# Binomials Lesson 5

### Algebraic Expressions for Increasing Both Dimensions

The students explore situations in which a new garden is formed by increasing both the length and width of an original garden. First, the students find the area of the new garden when the particular increase is given. Specifically, the length and width of the original garden are increased by 2 m, 4 m, and 7 m. For each given increase, the students employ different methods to find the area of the new garden.

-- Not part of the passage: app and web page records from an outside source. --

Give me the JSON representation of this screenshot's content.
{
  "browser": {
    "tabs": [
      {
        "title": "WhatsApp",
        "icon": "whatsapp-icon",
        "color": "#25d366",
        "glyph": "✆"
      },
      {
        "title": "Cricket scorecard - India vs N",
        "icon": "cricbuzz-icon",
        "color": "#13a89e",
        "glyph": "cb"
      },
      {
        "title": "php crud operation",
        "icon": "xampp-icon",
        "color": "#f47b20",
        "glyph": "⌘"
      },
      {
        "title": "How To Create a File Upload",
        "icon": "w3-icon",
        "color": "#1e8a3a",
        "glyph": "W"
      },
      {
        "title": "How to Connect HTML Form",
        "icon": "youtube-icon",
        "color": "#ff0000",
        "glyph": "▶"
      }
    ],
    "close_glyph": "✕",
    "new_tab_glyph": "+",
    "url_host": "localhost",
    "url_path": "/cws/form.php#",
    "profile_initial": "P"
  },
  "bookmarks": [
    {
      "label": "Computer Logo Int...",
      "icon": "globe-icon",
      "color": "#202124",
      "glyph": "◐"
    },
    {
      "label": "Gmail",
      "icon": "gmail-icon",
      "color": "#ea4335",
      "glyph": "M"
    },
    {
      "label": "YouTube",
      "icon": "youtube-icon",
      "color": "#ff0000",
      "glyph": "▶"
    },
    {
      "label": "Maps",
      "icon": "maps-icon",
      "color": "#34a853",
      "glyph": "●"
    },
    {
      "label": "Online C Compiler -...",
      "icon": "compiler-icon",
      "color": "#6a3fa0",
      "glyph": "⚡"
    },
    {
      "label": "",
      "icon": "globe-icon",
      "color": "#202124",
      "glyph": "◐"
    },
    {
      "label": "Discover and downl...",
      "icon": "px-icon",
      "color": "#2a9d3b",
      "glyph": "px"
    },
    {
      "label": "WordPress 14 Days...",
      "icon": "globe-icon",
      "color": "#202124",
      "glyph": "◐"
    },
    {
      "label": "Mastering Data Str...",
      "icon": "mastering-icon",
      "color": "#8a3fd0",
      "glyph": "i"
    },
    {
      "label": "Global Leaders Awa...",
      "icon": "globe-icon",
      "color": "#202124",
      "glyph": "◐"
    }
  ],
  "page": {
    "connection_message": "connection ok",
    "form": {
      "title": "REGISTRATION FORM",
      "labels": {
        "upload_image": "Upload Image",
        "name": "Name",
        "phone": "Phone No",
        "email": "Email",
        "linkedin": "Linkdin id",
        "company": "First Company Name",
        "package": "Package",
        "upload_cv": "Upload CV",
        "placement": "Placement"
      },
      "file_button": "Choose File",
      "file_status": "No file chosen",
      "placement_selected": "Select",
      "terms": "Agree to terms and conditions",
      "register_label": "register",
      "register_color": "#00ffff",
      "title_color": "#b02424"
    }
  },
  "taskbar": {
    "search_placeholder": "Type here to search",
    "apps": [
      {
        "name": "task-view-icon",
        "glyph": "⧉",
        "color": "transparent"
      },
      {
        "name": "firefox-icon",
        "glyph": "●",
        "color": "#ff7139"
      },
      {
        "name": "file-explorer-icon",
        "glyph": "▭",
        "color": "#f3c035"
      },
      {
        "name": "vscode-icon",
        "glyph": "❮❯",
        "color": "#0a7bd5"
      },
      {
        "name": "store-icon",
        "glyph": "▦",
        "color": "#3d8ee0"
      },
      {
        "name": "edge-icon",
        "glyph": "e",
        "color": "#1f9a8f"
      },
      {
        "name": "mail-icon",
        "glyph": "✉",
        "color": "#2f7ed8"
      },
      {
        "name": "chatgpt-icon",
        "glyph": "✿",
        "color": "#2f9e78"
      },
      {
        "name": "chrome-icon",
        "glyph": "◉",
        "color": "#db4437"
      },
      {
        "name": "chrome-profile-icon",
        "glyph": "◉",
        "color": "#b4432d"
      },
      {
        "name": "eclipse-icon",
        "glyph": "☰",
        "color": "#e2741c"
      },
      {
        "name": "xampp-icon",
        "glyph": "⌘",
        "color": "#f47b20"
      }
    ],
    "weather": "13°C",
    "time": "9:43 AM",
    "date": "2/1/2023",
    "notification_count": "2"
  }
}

Then they generalize their methods for an unknown increase and express their generalizations using algebraic expressions.

##### Episode 1: Making Sense

Mauricio and Emily make sense of a new situation in which both the length and width of a given garden are increased by 2 meters.

##### Episode 2: Exploring

Emily and Mauricio create a drawing to find the area of the new garden from Episode 1. Then they write several arithmetic equations to represent the area of the new garden.

##### Episode 3: Repeating Your Reasoning

The students apply what they learned in Episodes 1-2 (drawing a picture, finding the area of the new garden in different ways, and writing arithmetic equations) when both the length and width of the original garden is increased by 4 meters.

##### Episode 4: Making Sense

Mauricio and Emilymake sense of a dynamic applet in which they can change the number of meters by which one increases both the length and width of a given garden.

##### Episode 5: Repeating Your Reasoning

Emily and Mauricio select an amount by which to increase the length and width of a given garden, use a drawing to find the area of the new garden, and then check with the applet.

##### Episode 6: Exploring

The students describe two methods, in words and in writing, for finding the area of the new garden when both the length and width of the original garden are increased by the same unknown number of meters.

##### Episode 7: Exploring

Mauricio and Emily express their written generalizations from Episode 6 using algebra.

##### Episode 8: Reflecting

Emily and Mauricio reflect on another student’s equation: (7 + x) • (3 + x) = 7 • 3 + 7 • x + 3 • x + x2. They discuss how this equation is similar to and different from the equations they wrote in Episode 7. They also reflect on the meaning of equivalence in the garden context.